“It is stressful for everyone,” Genie insisted.
“Stress is something everyone needs to learn how to handle,” I responded. “Should we stop playing Little League baseball because each at-bat is a stressful experience for the batter, the pitcher and the fielders?”
In the following silence, I said, “How do you feel about drug testing for recipients of welfare, disability and unemployment compensation?
“That is barbaric,” Genie declared. “People in need should not be disgraced by intrusive tests. It’s a violation of one’s civil liberties.”
“Tell me an alternative to drug testing,” I said, “when employers persistently complain about the numbers of applicants they must reject when they administer drug tests. Why should an addict continue to receive unemployment compensation when his/her behavior is the reason he/she is not able to get a job?
“We need strong drug relief programs that help people return to society. The time seems to be at hand when the citizenry is tired of supporting drug addiction with tax money.”
“Would you extend testing to other groups? It is very expensive, you know,” Genie continued the contest.
I answered, “I would require those who seek election to public office to demonstrate competence in the affairs of that office. They should know the basics of local, state or federal government organization and history.
“It is laughable how little legislators know of government when they take office. They are necessarily dependent on staff and senior party members because they are so unfamiliar with their responsibilities.”
“That won’t keep us from electing fools,” Genie said.
I had no comeback for that.
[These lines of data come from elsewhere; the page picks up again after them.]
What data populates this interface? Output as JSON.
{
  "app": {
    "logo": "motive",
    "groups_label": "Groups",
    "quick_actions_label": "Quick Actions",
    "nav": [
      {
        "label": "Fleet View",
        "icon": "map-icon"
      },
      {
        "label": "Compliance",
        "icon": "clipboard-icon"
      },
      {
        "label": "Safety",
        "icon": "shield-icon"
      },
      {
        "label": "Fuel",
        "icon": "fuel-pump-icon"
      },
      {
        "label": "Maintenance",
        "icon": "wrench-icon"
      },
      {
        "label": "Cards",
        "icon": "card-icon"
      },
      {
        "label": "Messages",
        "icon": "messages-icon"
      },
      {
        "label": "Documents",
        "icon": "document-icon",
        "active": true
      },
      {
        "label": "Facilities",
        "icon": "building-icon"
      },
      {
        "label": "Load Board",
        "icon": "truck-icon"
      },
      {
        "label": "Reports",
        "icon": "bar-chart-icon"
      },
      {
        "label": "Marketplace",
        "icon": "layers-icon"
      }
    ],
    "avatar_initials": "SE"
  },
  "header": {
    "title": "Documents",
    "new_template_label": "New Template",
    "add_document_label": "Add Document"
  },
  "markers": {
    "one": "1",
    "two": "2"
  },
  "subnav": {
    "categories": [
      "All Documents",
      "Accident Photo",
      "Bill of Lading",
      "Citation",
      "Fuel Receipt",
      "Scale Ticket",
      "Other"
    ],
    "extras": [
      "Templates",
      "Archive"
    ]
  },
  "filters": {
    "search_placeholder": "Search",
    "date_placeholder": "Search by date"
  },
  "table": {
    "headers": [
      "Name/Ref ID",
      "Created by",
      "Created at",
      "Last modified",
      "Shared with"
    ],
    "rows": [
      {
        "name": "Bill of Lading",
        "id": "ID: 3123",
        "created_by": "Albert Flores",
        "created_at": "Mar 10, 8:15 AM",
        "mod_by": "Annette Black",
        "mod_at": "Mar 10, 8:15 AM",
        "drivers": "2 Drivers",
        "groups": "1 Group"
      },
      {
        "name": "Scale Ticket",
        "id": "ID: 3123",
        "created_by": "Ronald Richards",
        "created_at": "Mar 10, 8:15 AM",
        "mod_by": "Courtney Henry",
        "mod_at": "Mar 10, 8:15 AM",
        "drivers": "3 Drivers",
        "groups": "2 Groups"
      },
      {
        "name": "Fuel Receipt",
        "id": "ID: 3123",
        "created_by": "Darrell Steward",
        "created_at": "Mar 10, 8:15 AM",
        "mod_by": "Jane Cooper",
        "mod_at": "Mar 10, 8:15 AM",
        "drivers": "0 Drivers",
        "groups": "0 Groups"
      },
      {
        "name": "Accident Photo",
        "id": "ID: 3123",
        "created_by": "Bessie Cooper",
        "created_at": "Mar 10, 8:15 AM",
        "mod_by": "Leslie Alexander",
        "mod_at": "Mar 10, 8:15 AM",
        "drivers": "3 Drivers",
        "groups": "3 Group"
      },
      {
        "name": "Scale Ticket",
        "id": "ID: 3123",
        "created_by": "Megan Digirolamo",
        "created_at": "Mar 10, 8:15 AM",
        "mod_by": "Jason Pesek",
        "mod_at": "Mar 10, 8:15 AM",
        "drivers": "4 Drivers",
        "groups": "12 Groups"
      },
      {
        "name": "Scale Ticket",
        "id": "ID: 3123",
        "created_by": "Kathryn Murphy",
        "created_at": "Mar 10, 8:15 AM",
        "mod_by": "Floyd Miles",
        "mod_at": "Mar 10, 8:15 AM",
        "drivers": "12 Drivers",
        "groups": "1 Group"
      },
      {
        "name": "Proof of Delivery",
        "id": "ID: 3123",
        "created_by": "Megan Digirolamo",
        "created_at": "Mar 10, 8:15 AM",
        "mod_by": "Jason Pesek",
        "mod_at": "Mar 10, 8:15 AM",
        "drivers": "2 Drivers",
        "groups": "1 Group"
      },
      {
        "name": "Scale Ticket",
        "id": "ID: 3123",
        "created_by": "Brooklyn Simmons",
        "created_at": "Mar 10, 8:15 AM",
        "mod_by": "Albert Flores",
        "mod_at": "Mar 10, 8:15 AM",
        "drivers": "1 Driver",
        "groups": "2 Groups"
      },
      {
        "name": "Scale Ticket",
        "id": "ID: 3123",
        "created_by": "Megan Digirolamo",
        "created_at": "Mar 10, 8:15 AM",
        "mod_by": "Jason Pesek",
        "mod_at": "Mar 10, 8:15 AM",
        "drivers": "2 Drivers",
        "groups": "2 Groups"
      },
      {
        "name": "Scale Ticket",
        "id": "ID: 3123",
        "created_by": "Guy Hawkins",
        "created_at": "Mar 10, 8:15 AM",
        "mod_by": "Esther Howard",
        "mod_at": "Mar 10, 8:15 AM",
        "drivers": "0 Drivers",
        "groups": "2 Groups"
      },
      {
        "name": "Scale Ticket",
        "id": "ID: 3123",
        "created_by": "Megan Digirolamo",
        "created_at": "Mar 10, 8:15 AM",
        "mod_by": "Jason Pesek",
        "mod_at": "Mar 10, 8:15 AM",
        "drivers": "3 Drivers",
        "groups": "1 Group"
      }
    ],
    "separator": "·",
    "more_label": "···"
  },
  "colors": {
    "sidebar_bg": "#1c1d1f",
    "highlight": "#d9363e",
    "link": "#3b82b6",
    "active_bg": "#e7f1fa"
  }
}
Morton Marcus is an economist, formerly with the Indiana University Kelley School of Business. Send comments to firstname.lastname@example.org.